Updated September 18, 2023 by Dan Nicholson: This article was originally written in April 2016 for Universal Analytics users. With Google Analytics 4 being the main tool for analysts, Engagement Rate is more widely used. However, this article may still be helpful for some.
One of the most confusing metrics in Google Analytics is the “Bounce Rate.”
The bounce rate is a metric that measures the percentage of visitors who land on a webpage and then leave the site without interacting with it further. A bounce is essentially a single-page session on your website where the user does not engage with any other pages or elements on your site before exiting.
Aptly, Google defines Bounce Rate as:
The percentage of single-page sessions (i.e. sessions in which the person left your site from the entrance page without interacting with the page).
So if you’ve navigated to this blog post for the first time ever, you’re considered as a new “user” who has started a new “session” on my website, and Google Analytics started tracking you the millisecond this page loaded. Yet, if you close this tab right now, Google Analytics would calculate your visit as a bounce.
What is the calculation for a Bounce Rate?
Let’s say you really like my blog post and you want to get to know me better – if you navigate to any another webpage (say, my about me page) then Google Analytics will turn your bounce into a visiting session. Therefore, the bounce rate is the number of people who’ve interacted with your webpage for the first time divided by the number of those who’ve interacted with webpage.
Bounce Rate = (Number of Bounces) / (Total Number of Sessions) * 100%
This is the very basic understanding of what a Bounce Rate actually is, however, I want to highlight the word “interacting” in Google’s description. There are actually two different types of interactions a visiting user can perform: an on-page interaction and a off-page interaction.
Differences between On-Page interactions and Off-Page interactions
A high bounce rate can indicate that visitors are not finding what they expected or that your website’s landing page is not engaging enough. However, it’s important to note that a high bounce rate is not always a bad thing. It depends on the type of website and its goals. For example, a blog might have a high bounce rate because readers come to read a single article and then leave, which is perfectly normal. On the other hand, an e-commerce site might want a lower bounce rate because they want visitors to browse and make purchases.
Let’s say that if you’ve read this far without closing my webpage, then you’ve just performed an off-page interaction; you’ve read the majority of my blog post without clicking on, or navigating to, anything on my website.
Google Analytics only tracks this very session as an “on-page” interaction if you actually navigated away from this page. Therefore, in order to track a user’s reading progress, you need to track off-page interactions as on-page interactions using Google Analytics’ “Events” function, typically through a tool like Google Tag Manager.
Understanding your bounce rate can help you identify potential issues with your website’s design, content, or user experience and make improvements to engage visitors more effectively.
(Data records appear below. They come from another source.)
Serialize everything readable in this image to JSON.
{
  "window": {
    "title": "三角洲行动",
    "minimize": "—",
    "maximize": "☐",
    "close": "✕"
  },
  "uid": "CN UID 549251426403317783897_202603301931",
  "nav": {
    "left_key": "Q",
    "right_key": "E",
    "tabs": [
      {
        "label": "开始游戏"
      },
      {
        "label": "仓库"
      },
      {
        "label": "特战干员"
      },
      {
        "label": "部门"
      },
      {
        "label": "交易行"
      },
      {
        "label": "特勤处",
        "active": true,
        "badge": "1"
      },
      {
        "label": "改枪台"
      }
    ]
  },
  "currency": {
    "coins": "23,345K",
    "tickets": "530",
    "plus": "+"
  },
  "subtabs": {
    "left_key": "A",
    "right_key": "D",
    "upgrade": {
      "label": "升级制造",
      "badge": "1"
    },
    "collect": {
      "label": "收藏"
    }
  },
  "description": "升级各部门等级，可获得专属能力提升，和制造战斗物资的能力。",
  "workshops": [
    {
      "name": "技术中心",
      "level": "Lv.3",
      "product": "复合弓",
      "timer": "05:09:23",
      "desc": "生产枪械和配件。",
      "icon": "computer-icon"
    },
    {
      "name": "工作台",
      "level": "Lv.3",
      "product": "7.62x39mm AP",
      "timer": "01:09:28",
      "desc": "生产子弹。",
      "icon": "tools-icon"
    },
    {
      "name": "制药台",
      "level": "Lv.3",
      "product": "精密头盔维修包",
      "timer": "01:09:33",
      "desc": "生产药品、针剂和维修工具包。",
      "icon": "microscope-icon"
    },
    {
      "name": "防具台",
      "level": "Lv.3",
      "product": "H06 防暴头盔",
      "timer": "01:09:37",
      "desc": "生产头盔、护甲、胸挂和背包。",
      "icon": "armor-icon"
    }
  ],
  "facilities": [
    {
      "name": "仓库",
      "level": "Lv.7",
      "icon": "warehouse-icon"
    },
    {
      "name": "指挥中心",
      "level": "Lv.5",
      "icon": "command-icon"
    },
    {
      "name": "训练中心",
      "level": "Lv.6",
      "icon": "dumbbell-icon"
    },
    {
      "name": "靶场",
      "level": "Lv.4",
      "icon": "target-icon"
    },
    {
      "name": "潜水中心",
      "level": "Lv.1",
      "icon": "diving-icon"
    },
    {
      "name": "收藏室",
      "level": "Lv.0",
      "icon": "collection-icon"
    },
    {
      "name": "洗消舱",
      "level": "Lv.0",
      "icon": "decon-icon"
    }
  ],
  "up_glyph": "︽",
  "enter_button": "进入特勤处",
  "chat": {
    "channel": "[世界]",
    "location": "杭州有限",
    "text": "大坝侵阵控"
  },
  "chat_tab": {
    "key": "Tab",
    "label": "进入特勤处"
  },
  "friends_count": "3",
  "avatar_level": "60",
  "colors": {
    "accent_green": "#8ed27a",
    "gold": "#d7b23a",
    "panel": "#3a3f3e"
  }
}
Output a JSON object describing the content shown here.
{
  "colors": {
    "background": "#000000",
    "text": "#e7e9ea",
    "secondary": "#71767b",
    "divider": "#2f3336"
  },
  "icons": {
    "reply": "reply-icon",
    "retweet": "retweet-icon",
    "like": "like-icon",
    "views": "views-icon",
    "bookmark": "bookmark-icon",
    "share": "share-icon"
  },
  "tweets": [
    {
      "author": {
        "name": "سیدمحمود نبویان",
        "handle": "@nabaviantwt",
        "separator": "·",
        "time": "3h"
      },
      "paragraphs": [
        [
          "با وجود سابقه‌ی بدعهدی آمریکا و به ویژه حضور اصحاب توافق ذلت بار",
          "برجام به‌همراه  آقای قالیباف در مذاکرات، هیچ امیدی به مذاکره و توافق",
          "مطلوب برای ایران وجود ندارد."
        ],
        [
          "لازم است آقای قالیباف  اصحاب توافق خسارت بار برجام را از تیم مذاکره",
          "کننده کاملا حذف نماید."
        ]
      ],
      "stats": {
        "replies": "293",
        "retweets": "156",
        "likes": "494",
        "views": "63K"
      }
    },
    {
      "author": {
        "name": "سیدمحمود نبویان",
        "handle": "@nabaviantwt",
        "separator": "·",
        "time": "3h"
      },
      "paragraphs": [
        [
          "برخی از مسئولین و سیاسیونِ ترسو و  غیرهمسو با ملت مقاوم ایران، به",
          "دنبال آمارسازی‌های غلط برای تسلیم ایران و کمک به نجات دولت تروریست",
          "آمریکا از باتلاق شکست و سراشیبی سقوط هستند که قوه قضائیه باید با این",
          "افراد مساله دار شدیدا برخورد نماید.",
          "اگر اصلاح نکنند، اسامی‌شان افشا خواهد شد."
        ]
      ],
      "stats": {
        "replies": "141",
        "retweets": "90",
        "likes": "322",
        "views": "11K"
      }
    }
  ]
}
It’s important to consider bounce rate in the context of your specific website’s goals and objectives.